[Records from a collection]
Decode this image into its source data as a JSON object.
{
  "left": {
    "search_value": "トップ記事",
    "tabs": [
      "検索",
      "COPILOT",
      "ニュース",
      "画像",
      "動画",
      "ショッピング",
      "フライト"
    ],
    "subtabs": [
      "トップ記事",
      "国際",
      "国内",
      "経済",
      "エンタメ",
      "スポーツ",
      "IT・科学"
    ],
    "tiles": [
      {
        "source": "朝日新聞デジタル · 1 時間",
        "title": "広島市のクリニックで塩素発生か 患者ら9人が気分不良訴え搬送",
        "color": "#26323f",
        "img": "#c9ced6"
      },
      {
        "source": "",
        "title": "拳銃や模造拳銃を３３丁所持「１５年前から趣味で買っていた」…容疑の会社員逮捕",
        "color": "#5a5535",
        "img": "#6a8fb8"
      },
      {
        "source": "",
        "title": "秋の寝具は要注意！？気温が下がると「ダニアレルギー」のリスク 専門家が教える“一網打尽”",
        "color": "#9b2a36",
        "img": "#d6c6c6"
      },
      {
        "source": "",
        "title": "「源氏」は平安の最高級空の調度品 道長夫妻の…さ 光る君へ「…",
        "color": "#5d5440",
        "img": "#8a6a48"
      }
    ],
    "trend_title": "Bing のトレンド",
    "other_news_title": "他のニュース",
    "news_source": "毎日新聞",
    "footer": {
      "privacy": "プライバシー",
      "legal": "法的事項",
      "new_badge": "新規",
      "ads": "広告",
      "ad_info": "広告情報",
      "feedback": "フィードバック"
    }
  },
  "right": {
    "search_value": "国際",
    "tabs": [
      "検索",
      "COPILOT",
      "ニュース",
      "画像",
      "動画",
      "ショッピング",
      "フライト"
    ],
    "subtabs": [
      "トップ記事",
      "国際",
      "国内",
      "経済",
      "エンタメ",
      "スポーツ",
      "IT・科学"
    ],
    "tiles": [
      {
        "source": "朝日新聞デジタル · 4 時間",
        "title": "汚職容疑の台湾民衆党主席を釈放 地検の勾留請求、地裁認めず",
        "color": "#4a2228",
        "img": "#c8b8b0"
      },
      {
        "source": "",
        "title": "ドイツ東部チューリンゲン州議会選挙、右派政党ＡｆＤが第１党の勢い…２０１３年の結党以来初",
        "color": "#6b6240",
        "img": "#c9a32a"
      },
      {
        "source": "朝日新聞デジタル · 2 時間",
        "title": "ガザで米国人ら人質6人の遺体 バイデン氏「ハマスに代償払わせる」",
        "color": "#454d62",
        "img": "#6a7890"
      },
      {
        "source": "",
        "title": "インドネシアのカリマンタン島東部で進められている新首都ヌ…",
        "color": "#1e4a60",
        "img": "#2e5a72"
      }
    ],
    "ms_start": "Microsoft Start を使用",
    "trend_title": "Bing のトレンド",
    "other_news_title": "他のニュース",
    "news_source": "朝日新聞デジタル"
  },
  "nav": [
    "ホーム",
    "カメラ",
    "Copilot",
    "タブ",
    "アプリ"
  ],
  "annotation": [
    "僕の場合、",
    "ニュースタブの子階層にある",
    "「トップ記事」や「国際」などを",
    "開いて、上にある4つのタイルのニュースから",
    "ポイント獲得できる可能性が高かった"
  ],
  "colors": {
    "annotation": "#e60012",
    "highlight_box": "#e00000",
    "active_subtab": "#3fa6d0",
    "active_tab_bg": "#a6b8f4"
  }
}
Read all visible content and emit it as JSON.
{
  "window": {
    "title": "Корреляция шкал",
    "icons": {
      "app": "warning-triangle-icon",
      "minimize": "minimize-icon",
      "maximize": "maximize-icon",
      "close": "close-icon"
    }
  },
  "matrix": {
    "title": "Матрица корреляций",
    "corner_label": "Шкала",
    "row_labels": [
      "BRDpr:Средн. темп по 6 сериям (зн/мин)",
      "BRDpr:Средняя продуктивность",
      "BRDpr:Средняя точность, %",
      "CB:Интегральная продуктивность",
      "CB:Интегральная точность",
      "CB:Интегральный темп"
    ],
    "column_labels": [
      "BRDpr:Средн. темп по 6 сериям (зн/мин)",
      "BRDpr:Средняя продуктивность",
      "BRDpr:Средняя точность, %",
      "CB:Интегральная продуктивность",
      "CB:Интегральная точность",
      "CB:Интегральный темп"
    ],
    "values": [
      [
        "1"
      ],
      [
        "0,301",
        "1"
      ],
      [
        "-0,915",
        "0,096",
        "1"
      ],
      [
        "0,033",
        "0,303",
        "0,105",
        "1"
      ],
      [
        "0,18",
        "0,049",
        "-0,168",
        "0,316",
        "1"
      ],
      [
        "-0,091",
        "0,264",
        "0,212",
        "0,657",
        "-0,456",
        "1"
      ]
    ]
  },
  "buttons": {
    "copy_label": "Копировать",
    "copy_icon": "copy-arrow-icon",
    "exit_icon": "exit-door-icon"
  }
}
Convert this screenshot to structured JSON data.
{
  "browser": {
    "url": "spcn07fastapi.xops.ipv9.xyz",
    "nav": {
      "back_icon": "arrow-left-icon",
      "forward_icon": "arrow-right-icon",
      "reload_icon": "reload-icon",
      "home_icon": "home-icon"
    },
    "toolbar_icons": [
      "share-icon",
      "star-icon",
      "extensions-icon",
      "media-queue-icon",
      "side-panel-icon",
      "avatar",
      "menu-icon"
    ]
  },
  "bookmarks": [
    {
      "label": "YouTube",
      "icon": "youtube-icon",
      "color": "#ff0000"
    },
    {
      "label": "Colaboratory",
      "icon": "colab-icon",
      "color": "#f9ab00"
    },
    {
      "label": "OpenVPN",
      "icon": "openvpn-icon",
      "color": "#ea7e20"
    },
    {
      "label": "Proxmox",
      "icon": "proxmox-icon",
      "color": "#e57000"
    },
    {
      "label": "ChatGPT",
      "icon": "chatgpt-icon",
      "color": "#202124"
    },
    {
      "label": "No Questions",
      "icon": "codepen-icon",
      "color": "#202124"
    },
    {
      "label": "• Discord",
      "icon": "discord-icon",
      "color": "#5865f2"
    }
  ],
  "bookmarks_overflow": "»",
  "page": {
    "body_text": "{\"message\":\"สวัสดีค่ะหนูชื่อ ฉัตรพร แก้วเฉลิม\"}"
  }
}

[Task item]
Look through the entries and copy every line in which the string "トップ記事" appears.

[Your solution]
    "search_value": "トップ記事",
      "トップ記事",
      "トップ記事",
    "「トップ記事」や「国際」などを",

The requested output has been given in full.